> **Your goal**
What is needed here is an exact copy of every entry.

BEGIN Given information

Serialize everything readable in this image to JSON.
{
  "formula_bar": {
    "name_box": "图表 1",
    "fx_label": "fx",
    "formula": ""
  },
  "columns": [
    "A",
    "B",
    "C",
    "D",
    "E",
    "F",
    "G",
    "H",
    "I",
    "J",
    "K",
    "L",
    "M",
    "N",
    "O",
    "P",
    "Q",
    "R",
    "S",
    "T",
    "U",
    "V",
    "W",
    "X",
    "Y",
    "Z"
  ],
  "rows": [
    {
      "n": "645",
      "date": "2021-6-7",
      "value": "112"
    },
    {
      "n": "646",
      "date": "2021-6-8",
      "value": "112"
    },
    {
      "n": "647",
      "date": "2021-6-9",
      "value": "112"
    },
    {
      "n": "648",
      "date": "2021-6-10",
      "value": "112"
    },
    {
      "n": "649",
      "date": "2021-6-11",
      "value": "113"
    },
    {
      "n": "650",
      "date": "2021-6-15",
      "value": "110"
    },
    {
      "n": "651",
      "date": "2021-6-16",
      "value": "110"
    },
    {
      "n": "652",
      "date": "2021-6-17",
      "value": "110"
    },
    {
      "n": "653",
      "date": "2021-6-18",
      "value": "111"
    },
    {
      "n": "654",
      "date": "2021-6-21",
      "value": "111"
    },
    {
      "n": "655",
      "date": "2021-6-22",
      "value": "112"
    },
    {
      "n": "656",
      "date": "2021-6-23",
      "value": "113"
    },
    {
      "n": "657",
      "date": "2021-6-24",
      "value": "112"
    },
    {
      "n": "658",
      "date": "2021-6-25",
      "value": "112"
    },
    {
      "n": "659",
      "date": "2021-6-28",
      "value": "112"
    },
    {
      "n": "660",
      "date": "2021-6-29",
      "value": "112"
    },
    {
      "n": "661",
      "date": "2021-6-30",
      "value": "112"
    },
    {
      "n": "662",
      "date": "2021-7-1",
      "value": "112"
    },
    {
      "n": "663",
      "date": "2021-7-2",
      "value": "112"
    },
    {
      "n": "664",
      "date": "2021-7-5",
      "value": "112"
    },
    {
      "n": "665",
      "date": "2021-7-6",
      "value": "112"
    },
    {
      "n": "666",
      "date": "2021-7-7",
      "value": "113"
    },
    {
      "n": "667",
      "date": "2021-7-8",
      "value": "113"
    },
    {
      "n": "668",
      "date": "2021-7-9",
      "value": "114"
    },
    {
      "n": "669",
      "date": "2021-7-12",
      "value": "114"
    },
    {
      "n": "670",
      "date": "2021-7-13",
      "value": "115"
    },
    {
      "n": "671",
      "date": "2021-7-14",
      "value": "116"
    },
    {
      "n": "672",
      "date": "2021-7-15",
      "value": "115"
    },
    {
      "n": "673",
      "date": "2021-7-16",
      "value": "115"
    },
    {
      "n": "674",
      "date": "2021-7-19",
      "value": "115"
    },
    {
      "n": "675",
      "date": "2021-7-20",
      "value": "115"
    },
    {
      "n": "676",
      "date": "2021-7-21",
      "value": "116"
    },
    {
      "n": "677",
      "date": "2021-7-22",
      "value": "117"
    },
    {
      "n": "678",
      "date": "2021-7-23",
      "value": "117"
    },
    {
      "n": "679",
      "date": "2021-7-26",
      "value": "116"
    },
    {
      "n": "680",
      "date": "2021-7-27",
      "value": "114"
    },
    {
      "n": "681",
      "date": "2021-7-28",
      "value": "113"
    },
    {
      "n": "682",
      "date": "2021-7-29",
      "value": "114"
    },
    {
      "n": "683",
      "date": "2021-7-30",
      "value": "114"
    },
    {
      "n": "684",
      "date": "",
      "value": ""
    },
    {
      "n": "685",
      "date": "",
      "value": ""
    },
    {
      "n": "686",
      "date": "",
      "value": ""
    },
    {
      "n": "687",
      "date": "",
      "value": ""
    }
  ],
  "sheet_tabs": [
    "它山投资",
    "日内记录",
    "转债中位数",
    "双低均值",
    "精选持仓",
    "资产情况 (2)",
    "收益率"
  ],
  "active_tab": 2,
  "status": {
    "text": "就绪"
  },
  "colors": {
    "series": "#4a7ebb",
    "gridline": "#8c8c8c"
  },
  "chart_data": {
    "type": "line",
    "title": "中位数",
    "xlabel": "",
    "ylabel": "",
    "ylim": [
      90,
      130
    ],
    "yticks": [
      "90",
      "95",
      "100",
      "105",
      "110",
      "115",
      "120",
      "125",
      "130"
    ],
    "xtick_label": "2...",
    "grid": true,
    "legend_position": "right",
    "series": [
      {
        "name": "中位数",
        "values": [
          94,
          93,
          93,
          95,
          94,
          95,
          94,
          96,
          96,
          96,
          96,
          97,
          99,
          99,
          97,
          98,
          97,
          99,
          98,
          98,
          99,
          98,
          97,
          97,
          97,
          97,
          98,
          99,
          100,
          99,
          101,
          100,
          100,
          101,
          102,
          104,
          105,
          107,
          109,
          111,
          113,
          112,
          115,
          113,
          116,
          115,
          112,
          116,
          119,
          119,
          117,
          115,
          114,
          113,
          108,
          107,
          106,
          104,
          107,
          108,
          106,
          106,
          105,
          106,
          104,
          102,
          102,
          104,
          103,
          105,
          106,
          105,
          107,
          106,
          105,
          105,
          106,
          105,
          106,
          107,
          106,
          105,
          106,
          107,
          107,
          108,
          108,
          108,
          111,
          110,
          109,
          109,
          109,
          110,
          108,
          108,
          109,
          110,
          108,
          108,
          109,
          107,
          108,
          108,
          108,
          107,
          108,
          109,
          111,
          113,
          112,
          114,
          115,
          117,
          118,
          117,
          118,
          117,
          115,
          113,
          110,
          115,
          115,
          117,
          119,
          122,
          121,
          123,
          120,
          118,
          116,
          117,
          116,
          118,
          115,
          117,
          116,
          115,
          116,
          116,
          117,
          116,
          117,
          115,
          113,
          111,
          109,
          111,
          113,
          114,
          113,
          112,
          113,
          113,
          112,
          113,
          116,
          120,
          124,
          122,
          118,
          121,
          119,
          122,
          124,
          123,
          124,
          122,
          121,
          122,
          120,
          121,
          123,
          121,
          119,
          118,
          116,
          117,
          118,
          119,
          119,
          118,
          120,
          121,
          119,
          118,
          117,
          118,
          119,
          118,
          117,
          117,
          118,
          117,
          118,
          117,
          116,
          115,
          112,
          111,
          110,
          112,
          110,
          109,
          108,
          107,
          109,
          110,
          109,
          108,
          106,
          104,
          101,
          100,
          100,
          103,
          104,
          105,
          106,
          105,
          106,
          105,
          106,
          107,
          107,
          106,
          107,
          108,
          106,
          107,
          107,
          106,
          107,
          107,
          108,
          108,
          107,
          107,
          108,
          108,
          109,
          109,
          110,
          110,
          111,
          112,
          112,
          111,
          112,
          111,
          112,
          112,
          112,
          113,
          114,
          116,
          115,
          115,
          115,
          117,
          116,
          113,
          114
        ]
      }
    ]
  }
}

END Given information

> **Final answer**
Serialize everything readable in this image to JSON.
{
  "formula_bar": {
    "name_box": "图表 1",
    "fx_label": "fx",
    "formula": ""
  },
  "columns": [
    "A",
    "B",
    "C",
    "D",
    "E",
    "F",
    "G",
    "H",
    "I",
    "J",
    "K",
    "L",
    "M",
    "N",
    "O",
    "P",
    "Q",
    "R",
    "S",
    "T",
    "U",
    "V",
    "W",
    "X",
    "Y",
    "Z"
  ],
  "rows": [
    {
      "n": "645",
      "date": "2021-6-7",
      "value": "112"
    },
    {
      "n": "646",
      "date": "2021-6-8",
      "value": "112"
    },
    {
      "n": "647",
      "date": "2021-6-9",
      "value": "112"
    },
    {
      "n": "648",
      "date": "2021-6-10",
      "value": "112"
    },
    {
      "n": "649",
      "date": "2021-6-11",
      "value": "113"
    },
    {
      "n": "650",
      "date": "2021-6-15",
      "value": "110"
    },
    {
      "n": "651",
      "date": "2021-6-16",
      "value": "110"
    },
    {
      "n": "652",
      "date": "2021-6-17",
      "value": "110"
    },
    {
      "n": "653",
      "date": "2021-6-18",
      "value": "111"
    },
    {
      "n": "654",
      "date": "2021-6-21",
      "value": "111"
    },
    {
      "n": "655",
      "date": "2021-6-22",
      "value": "112"
    },
    {
      "n": "656",
      "date": "2021-6-23",
      "value": "113"
    },
    {
      "n": "657",
      "date": "2021-6-24",
      "value": "112"
    },
    {
      "n": "658",
      "date": "2021-6-25",
      "value": "112"
    },
    {
      "n": "659",
      "date": "2021-6-28",
      "value": "112"
    },
    {
      "n": "660",
      "date": "2021-6-29",
      "value": "112"
    },
    {
      "n": "661",
      "date": "2021-6-30",
      "value": "112"
    },
    {
      "n": "662",
      "date": "2021-7-1",
      "value": "112"
    },
    {
      "n": "663",
      "date": "2021-7-2",
      "value": "112"
    },
    {
      "n": "664",
      "date": "2021-7-5",
      "value": "112"
    },
    {
      "n": "665",
      "date": "2021-7-6",
      "value": "112"
    },
    {
      "n": "666",
      "date": "2021-7-7",
      "value": "113"
    },
    {
      "n": "667",
      "date": "2021-7-8",
      "value": "113"
    },
    {
      "n": "668",
      "date": "2021-7-9",
      "value": "114"
    },
    {
      "n": "669",
      "date": "2021-7-12",
      "value": "114"
    },
    {
      "n": "670",
      "date": "2021-7-13",
      "value": "115"
    },
    {
      "n": "671",
      "date": "2021-7-14",
      "value": "116"
    },
    {
      "n": "672",
      "date": "2021-7-15",
      "value": "115"
    },
    {
      "n": "673",
      "date": "2021-7-16",
      "value": "115"
    },
    {
      "n": "674",
      "date": "2021-7-19",
      "value": "115"
    },
    {
      "n": "675",
      "date": "2021-7-20",
      "value": "115"
    },
    {
      "n": "676",
      "date": "2021-7-21",
      "value": "116"
    },
    {
      "n": "677",
      "date": "2021-7-22",
      "value": "117"
    },
    {
      "n": "678",
      "date": "2021-7-23",
      "value": "117"
    },
    {
      "n": "679",
      "date": "2021-7-26",
      "value": "116"
    },
    {
      "n": "680",
      "date": "2021-7-27",
      "value": "114"
    },
    {
      "n": "681",
      "date": "2021-7-28",
      "value": "113"
    },
    {
      "n": "682",
      "date": "2021-7-29",
      "value": "114"
    },
    {
      "n": "683",
      "date": "2021-7-30",
      "value": "114"
    },
    {
      "n": "684",
      "date": "",
      "value": ""
    },
    {
      "n": "685",
      "date": "",
      "value": ""
    },
    {
      "n": "686",
      "date": "",
      "value": ""
    },
    {
      "n": "687",
      "date": "",
      "value": ""
    }
  ],
  "sheet_tabs": [
    "它山投资",
    "日内记录",
    "转债中位数",
    "双低均值",
    "精选持仓",
    "资产情况 (2)",
    "收益率"
  ],
  "active_tab": 2,
  "status": {
    "text": "就绪"
  },
  "colors": {
    "series": "#4a7ebb",
    "gridline": "#8c8c8c"
  },
  "chart_data": {
    "type": "line",
    "title": "中位数",
    "xlabel": "",
    "ylabel": "",
    "ylim": [
      90,
      130
    ],
    "yticks": [
      "90",
      "95",
      "100",
      "105",
      "110",
      "115",
      "120",
      "125",
      "130"
    ],
    "xtick_label": "2...",
    "grid": true,
    "legend_position": "right",
    "series": [
      {
        "name": "中位数",
        "values": [
          94,
          93,
          93,
          95,
          94,
          95,
          94,
          96,
          96,
          96,
          96,
          97,
          99,
          99,
          97,
          98,
          97,
          99,
          98,
          98,
          99,
          98,
          97,
          97,
          97,
          97,
          98,
          99,
          100,
          99,
          101,
          100,
          100,
          101,
          102,
          104,
          105,
          107,
          109,
          111,
          113,
          112,
          115,
          113,
          116,
          115,
          112,
          116,
          119,
          119,
          117,
          115,
          114,
          113,
          108,
          107,
          106,
          104,
          107,
          108,
          106,
          106,
          105,
          106,
          104,
          102,
          102,
          104,
          103,
          105,
          106,
          105,
          107,
          106,
          105,
          105,
          106,
          105,
          106,
          107,
          106,
          105,
          106,
          107,
          107,
          108,
          108,
          108,
          111,
          110,
          109,
          109,
          109,
          110,
          108,
          108,
          109,
          110,
          108,
          108,
          109,
          107,
          108,
          108,
          108,
          107,
          108,
          109,
          111,
          113,
          112,
          114,
          115,
          117,
          118,
          117,
          118,
          117,
          115,
          113,
          110,
          115,
          115,
          117,
          119,
          122,
          121,
          123,
          120,
          118,
          116,
          117,
          116,
          118,
          115,
          117,
          116,
          115,
          116,
          116,
          117,
          116,
          117,
          115,
          113,
          111,
          109,
          111,
          113,
          114,
          113,
          112,
          113,
          113,
          112,
          113,
          116,
          120,
          124,
          122,
          118,
          121,
          119,
          122,
          124,
          123,
          124,
          122,
          121,
          122,
          120,
          121,
          123,
          121,
          119,
          118,
          116,
          117,
          118,
          119,
          119,
          118,
          120,
          121,
          119,
          118,
          117,
          118,
          119,
          118,
          117,
          117,
          118,
          117,
          118,
          117,
          116,
          115,
          112,
          111,
          110,
          112,
          110,
          109,
          108,
          107,
          109,
          110,
          109,
          108,
          106,
          104,
          101,
          100,
          100,
          103,
          104,
          105,
          106,
          105,
          106,
          105,
          106,
          107,
          107,
          106,
          107,
          108,
          106,
          107,
          107,
          106,
          107,
          107,
          108,
          108,
          107,
          107,
          108,
          108,
          109,
          109,
          110,
          110,
          111,
          112,
          112,
          111,
          112,
          111,
          112,
          112,
          112,
          113,
          114,
          116,
          115,
          115,
          115,
          117,
          116,
          113,
          114
        ]
      }
    ]
  }
}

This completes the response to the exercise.